- Opening Delimiter -
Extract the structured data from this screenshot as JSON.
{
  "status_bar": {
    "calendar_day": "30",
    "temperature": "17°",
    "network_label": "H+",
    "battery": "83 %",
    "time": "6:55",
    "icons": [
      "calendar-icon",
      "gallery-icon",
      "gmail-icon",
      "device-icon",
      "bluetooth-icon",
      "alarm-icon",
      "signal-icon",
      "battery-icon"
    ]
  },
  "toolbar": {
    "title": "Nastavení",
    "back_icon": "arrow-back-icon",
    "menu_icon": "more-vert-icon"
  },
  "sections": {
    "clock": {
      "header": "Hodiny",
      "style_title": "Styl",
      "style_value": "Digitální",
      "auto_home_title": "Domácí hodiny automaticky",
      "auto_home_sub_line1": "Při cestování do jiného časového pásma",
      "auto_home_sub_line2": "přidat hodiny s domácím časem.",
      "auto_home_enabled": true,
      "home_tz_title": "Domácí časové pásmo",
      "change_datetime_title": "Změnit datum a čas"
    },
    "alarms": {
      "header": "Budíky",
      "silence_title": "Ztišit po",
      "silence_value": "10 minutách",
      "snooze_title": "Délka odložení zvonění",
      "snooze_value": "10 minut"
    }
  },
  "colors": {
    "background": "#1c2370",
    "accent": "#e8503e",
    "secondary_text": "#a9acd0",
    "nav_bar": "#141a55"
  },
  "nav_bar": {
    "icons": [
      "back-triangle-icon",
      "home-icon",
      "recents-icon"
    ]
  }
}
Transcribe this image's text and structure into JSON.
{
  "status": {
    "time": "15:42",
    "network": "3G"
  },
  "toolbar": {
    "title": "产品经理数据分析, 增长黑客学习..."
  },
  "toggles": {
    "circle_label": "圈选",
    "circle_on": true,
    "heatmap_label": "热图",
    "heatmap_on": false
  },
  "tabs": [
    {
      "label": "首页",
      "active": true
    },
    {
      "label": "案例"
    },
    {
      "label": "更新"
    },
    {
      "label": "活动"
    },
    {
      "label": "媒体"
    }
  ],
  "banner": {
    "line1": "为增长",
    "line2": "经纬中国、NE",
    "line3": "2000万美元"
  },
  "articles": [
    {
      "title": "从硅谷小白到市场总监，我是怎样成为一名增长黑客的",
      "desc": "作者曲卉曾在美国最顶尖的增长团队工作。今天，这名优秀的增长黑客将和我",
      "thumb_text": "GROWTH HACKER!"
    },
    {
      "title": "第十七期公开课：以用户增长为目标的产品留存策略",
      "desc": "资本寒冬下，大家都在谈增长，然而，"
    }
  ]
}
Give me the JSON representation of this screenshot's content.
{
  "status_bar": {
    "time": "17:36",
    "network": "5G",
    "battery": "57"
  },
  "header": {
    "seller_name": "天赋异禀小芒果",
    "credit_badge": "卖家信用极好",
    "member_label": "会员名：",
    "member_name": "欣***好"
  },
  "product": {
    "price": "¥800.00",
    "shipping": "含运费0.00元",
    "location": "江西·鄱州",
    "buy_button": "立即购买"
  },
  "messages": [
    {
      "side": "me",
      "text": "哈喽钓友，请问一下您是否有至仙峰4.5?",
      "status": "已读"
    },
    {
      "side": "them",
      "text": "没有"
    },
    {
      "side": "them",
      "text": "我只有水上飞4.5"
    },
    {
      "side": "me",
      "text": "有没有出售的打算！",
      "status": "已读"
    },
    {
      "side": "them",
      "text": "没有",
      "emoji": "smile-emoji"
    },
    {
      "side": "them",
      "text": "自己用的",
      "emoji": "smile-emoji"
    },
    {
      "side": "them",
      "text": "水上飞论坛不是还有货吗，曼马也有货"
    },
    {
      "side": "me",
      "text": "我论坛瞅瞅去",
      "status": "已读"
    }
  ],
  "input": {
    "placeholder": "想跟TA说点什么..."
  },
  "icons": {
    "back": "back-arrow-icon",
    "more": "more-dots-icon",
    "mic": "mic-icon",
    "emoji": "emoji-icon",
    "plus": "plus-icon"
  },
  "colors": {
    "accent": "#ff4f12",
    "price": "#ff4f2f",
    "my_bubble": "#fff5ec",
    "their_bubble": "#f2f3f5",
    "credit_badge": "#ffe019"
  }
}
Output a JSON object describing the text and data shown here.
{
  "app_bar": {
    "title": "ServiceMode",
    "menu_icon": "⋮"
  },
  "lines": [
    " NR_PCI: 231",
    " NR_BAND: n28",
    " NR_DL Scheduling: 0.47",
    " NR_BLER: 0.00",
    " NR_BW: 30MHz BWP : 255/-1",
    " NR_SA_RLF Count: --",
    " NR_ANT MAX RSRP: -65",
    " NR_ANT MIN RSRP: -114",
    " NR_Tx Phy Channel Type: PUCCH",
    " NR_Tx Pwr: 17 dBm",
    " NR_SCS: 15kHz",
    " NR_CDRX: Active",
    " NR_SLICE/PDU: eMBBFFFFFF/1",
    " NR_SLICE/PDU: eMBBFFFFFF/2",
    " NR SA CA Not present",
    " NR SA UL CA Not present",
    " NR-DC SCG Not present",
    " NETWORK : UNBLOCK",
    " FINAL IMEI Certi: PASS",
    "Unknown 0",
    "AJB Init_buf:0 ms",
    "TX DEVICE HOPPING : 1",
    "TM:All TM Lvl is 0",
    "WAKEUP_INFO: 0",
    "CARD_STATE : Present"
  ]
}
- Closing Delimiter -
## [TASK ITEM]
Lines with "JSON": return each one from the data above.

## [EXERCISE RESULT]
Extract the structured data from this screenshot as JSON.
Transcribe this image's text and structure into JSON.
Give me the JSON representation of this screenshot's content.
Output a JSON object describing the text and data shown here.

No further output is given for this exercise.